• Your goal:
Your reply should be made up of every line in the records below that holds the string "name".

──────── Data

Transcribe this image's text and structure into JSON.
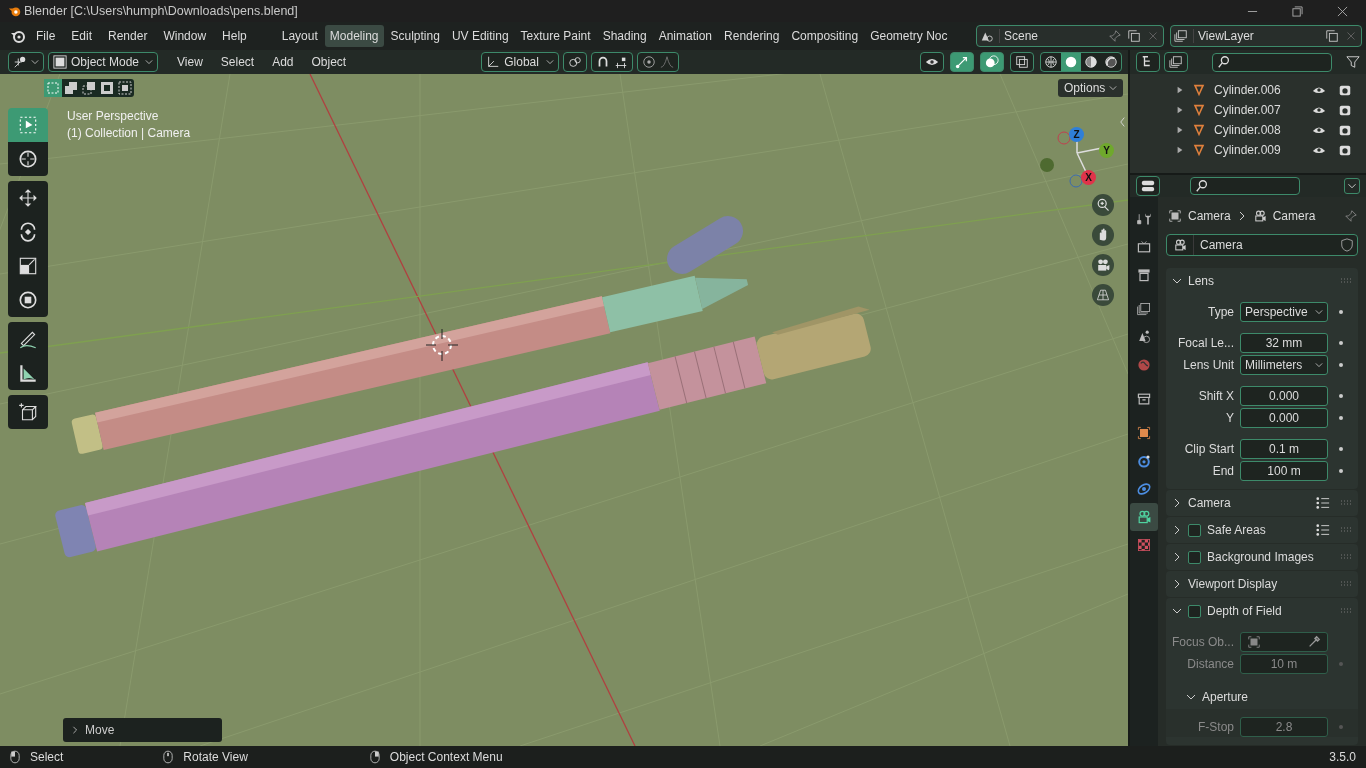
{
  "window": {
    "title": "Blender [C:\\Users\\humph\\Downloads\\pens.blend]"
  },
  "menu": [
    "File",
    "Edit",
    "Render",
    "Window",
    "Help"
  ],
  "workspaces": [
    {
      "label": "Layout",
      "selected": false
    },
    {
      "label": "Modeling",
      "selected": true
    },
    {
      "label": "Sculpting",
      "selected": false
    },
    {
      "label": "UV Editing",
      "selected": false
    },
    {
      "label": "Texture Paint",
      "selected": false
    },
    {
      "label": "Shading",
      "selected": false
    },
    {
      "label": "Animation",
      "selected": false
    },
    {
      "label": "Rendering",
      "selected": false
    },
    {
      "label": "Compositing",
      "selected": false
    },
    {
      "label": "Geometry Noc",
      "selected": false
    }
  ],
  "scene": {
    "name": "Scene"
  },
  "view_layer": {
    "name": "ViewLayer"
  },
  "viewport": {
    "mode": "Object Mode",
    "menus": [
      "View",
      "Select",
      "Add",
      "Object"
    ],
    "orientation": "Global",
    "proportional_editing": {
      "on": false
    },
    "shading": [
      {
        "kind": "wireframe",
        "selected": false
      },
      {
        "kind": "solid",
        "selected": true
      },
      {
        "kind": "material",
        "selected": false
      },
      {
        "kind": "rendered",
        "selected": false
      }
    ],
    "select_modes": [
      {
        "kind": "new",
        "selected": true
      },
      {
        "kind": "extend",
        "selected": false
      },
      {
        "kind": "subtract",
        "selected": false
      },
      {
        "kind": "invert",
        "selected": false
      },
      {
        "kind": "intersect",
        "selected": false
      }
    ],
    "options": "Options",
    "info": [
      "User Perspective",
      "(1) Collection | Camera"
    ],
    "tools": [
      {
        "kind": "select",
        "selected": true
      },
      {
        "kind": "cursor",
        "selected": false
      },
      {
        "kind": "move",
        "selected": false
      },
      {
        "kind": "rotate",
        "selected": false
      },
      {
        "kind": "scale",
        "selected": false
      },
      {
        "kind": "transform",
        "selected": false
      },
      {
        "kind": "annotate",
        "selected": false
      },
      {
        "kind": "measure",
        "selected": false
      },
      {
        "kind": "add_cube",
        "selected": false
      }
    ],
    "gizmo_axes": [
      {
        "label": "Z",
        "color": "#2f7fd8"
      },
      {
        "label": "Y",
        "color": "#6fa82c"
      },
      {
        "label": "X",
        "color": "#e0334a"
      }
    ],
    "last_operator": "Move"
  },
  "outliner": {
    "items": [
      {
        "name": "Cylinder.006"
      },
      {
        "name": "Cylinder.007"
      },
      {
        "name": "Cylinder.008"
      },
      {
        "name": "Cylinder.009"
      }
    ]
  },
  "properties": {
    "tabs": [
      {
        "kind": "tool",
        "selected": false
      },
      {
        "kind": "render",
        "selected": false
      },
      {
        "kind": "output",
        "selected": false
      },
      {
        "kind": "view_layer",
        "selected": false
      },
      {
        "kind": "scene",
        "selected": false
      },
      {
        "kind": "world",
        "selected": false
      },
      {
        "kind": "collection",
        "selected": false
      },
      {
        "kind": "object",
        "selected": false
      },
      {
        "kind": "physics",
        "selected": false
      },
      {
        "kind": "constraints",
        "selected": false
      },
      {
        "kind": "camera",
        "selected": true
      },
      {
        "kind": "texture",
        "selected": false
      }
    ],
    "breadcrumb": [
      "Camera",
      "Camera"
    ],
    "datablock": "Camera",
    "panels": [
      {
        "title": "Lens",
        "expanded": true,
        "groups": [
          {
            "fields": [
              {
                "label": "Type",
                "value": "Perspective",
                "kind": "dropdown",
                "disabled": false
              }
            ]
          },
          {
            "fields": [
              {
                "label": "Focal Le...",
                "value": "32 mm",
                "kind": "number",
                "disabled": false
              },
              {
                "label": "Lens Unit",
                "value": "Millimeters",
                "kind": "dropdown",
                "disabled": false
              }
            ]
          },
          {
            "fields": [
              {
                "label": "Shift X",
                "value": "0.000",
                "kind": "number",
                "disabled": false
              },
              {
                "label": "Y",
                "value": "0.000",
                "kind": "number",
                "disabled": false
              }
            ]
          },
          {
            "fields": [
              {
                "label": "Clip Start",
                "value": "0.1 m",
                "kind": "number",
                "disabled": false
              },
              {
                "label": "End",
                "value": "100 m",
                "kind": "number",
                "disabled": false
              }
            ]
          }
        ]
      },
      {
        "title": "Camera",
        "expanded": false,
        "presets": true
      },
      {
        "title": "Safe Areas",
        "expanded": false,
        "presets": true,
        "checkbox": {
          "checked": false
        }
      },
      {
        "title": "Background Images",
        "expanded": false,
        "checkbox": {
          "checked": false
        }
      },
      {
        "title": "Viewport Display",
        "expanded": false
      },
      {
        "title": "Depth of Field",
        "expanded": true,
        "checkbox": {
          "checked": false
        },
        "groups": [
          {
            "fields": [
              {
                "label": "Focus Ob...",
                "kind": "object",
                "disabled": true
              },
              {
                "label": "Distance",
                "value": "10 m",
                "kind": "number",
                "disabled": true
              }
            ]
          }
        ],
        "subpanel": {
          "title": "Aperture",
          "expanded": true,
          "fields": [
            {
              "label": "F-Stop",
              "value": "2.8",
              "kind": "number",
              "disabled": true
            }
          ]
        }
      }
    ]
  },
  "status_bar": {
    "hints": [
      {
        "kind": "left",
        "text": "Select"
      },
      {
        "kind": "middle",
        "text": "Rotate View"
      },
      {
        "kind": "right",
        "text": "Object Context Menu"
      }
    ],
    "version": "3.5.0"
  }
}
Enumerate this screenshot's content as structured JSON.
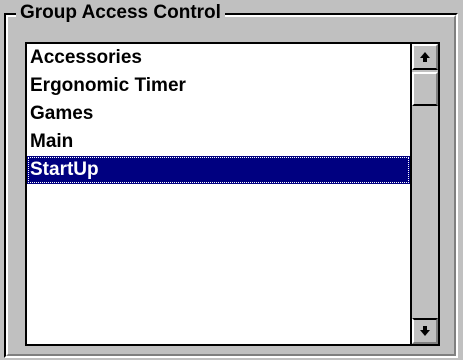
{
  "group": {
    "title": "Group Access Control"
  },
  "listbox": {
    "items": [
      {
        "label": "Accessories",
        "selected": false
      },
      {
        "label": "Ergonomic Timer",
        "selected": false
      },
      {
        "label": "Games",
        "selected": false
      },
      {
        "label": "Main",
        "selected": false
      },
      {
        "label": "StartUp",
        "selected": true
      }
    ],
    "selected_index": 4
  },
  "scrollbar": {
    "up_icon": "arrow-up-icon",
    "down_icon": "arrow-down-icon",
    "thumb_position": 0
  },
  "colors": {
    "face": "#c0c0c0",
    "selection": "#000080",
    "selection_text": "#ffffff",
    "text": "#000000",
    "list_background": "#ffffff"
  }
}
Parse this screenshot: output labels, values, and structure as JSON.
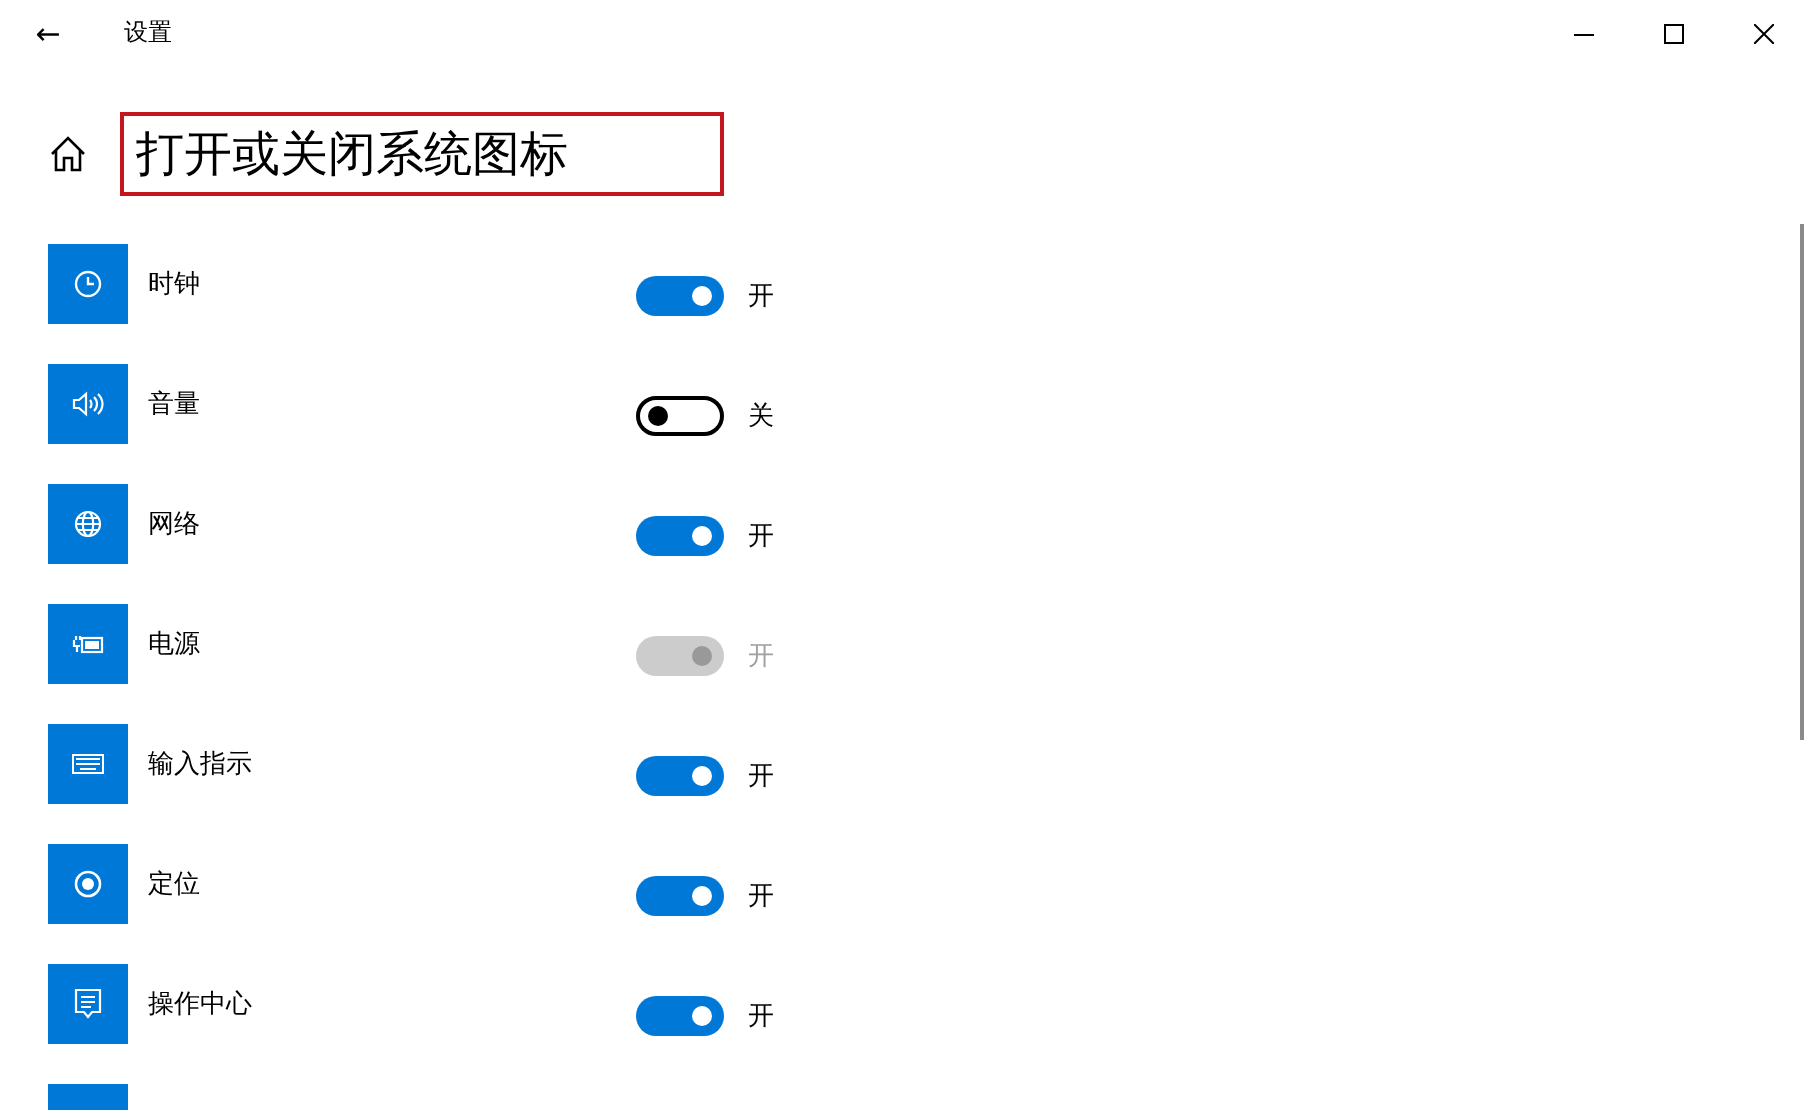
{
  "window": {
    "title": "设置",
    "back": "←"
  },
  "page": {
    "title": "打开或关闭系统图标",
    "highlighted": true
  },
  "items": [
    {
      "label": "时钟",
      "on": true,
      "disabled": false,
      "state_label": "开"
    },
    {
      "label": "音量",
      "on": false,
      "disabled": false,
      "state_label": "关"
    },
    {
      "label": "网络",
      "on": true,
      "disabled": false,
      "state_label": "开"
    },
    {
      "label": "电源",
      "on": true,
      "disabled": true,
      "state_label": "开"
    },
    {
      "label": "输入指示",
      "on": true,
      "disabled": false,
      "state_label": "开"
    },
    {
      "label": "定位",
      "on": true,
      "disabled": false,
      "state_label": "开"
    },
    {
      "label": "操作中心",
      "on": true,
      "disabled": false,
      "state_label": "开"
    }
  ]
}
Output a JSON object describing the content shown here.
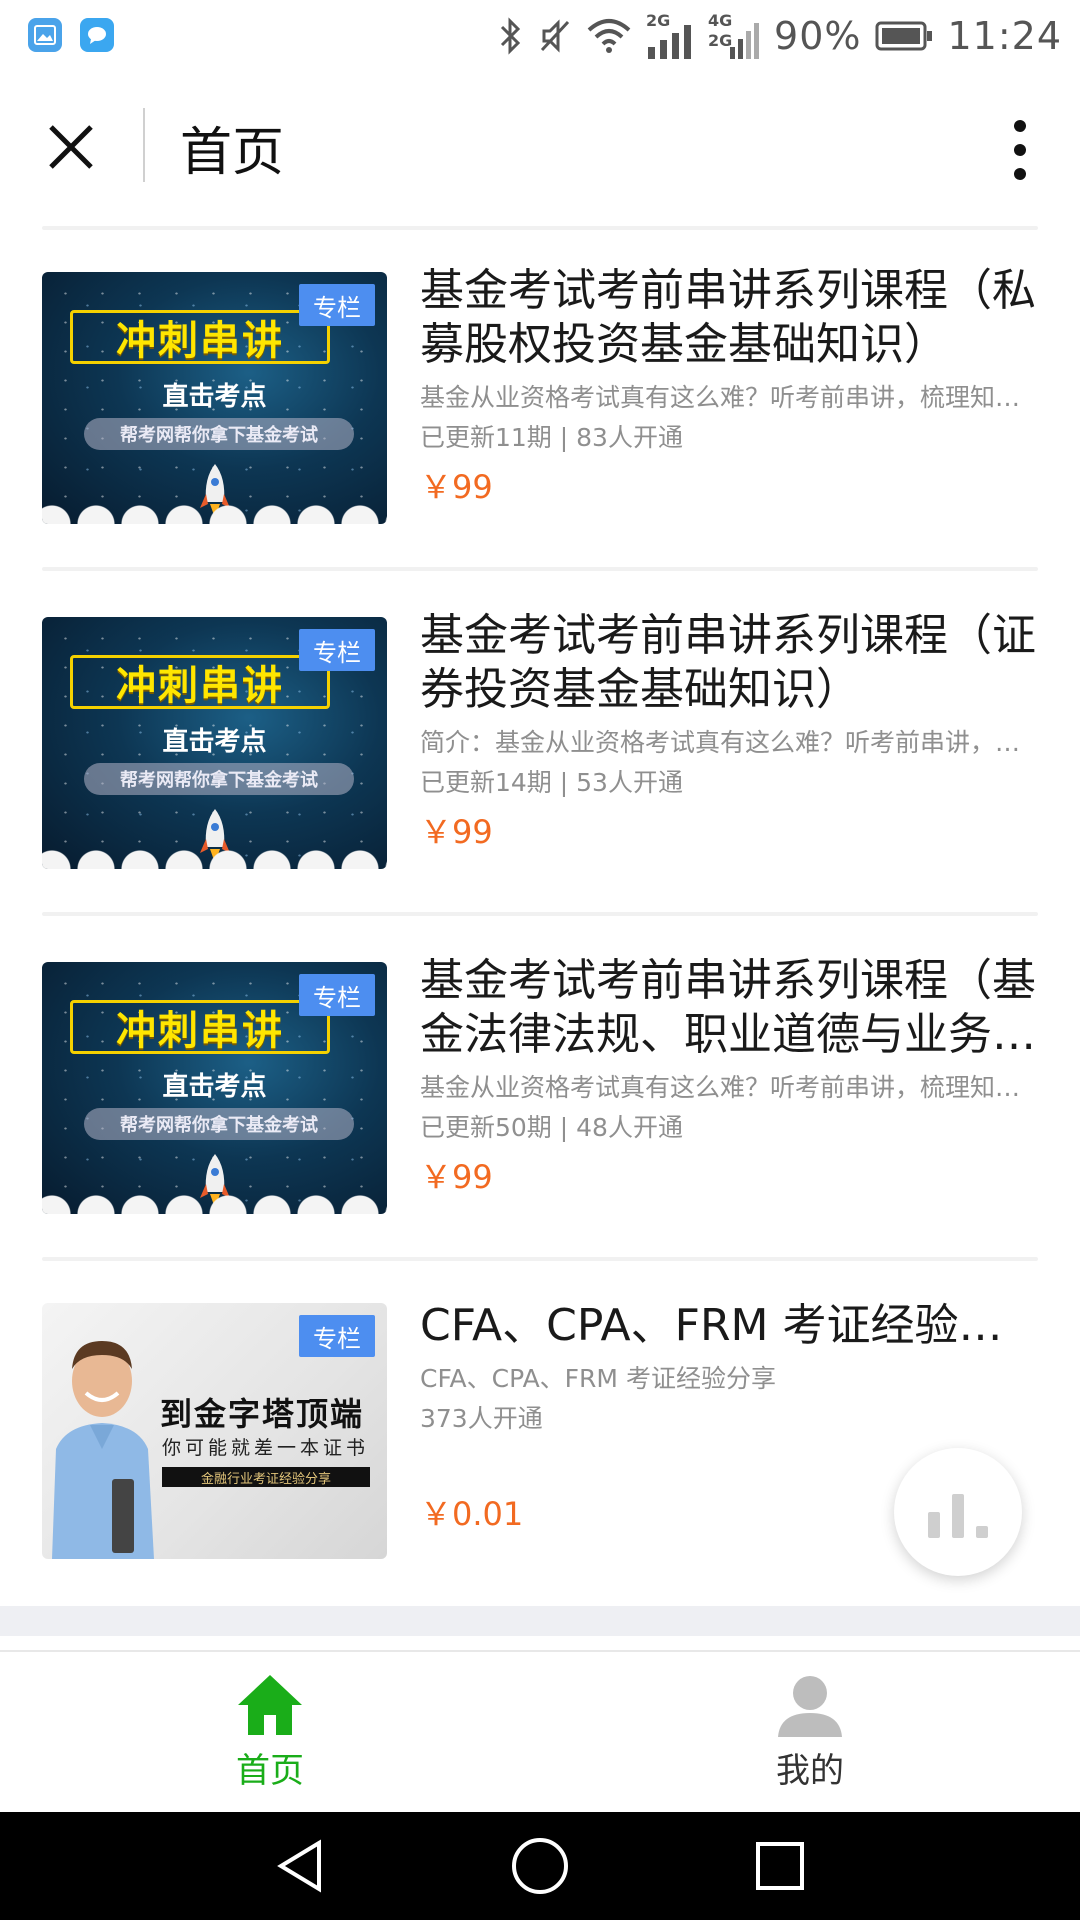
{
  "status_bar": {
    "battery": "90%",
    "time": "11:24",
    "net_2g": "2G",
    "net_4g": "4G",
    "net_4g_2g": "2G"
  },
  "header": {
    "title": "首页"
  },
  "thumb_text": {
    "sprint": "冲刺串讲",
    "subtitle": "直击考点",
    "slogan": "帮考网帮你拿下基金考试",
    "tag": "专栏",
    "pyramid_title": "到金字塔顶端",
    "pyramid_sub": "你可能就差一本证书",
    "pyramid_bar": "金融行业考证经验分享"
  },
  "courses": [
    {
      "title": "基金考试考前串讲系列课程（私募股权投资基金基础知识）",
      "description": "基金从业资格考试真有这么难？听考前串讲，梳理知识点",
      "meta": "已更新11期 | 83人开通",
      "price": "￥99"
    },
    {
      "title": "基金考试考前串讲系列课程（证券投资基金基础知识）",
      "description": "简介：基金从业资格考试真有这么难？听考前串讲，梳理知识点",
      "meta": "已更新14期 | 53人开通",
      "price": "￥99"
    },
    {
      "title": "基金考试考前串讲系列课程（基金法律法规、职业道德与业务规范）",
      "description": "基金从业资格考试真有这么难？听考前串讲，梳理知识点",
      "meta": "已更新50期 | 48人开通",
      "price": "￥99"
    },
    {
      "title": "CFA、CPA、FRM 考证经验分享",
      "description": "CFA、CPA、FRM 考证经验分享",
      "meta": "373人开通",
      "price": "￥0.01"
    }
  ],
  "tabs": [
    {
      "label": "首页",
      "icon": "home-icon",
      "active": true
    },
    {
      "label": "我的",
      "icon": "user-icon",
      "active": false
    }
  ],
  "colors": {
    "accent_green": "#1aad19",
    "price_orange": "#f26a21",
    "tag_blue": "#4d8ef0"
  }
}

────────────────

• Reply:
    "name": "Scene"
    "name": "ViewLayer"
        "name": "Cylinder.006"
        "name": "Cylinder.007"
        "name": "Cylinder.008"
        "name": "Cylinder.009"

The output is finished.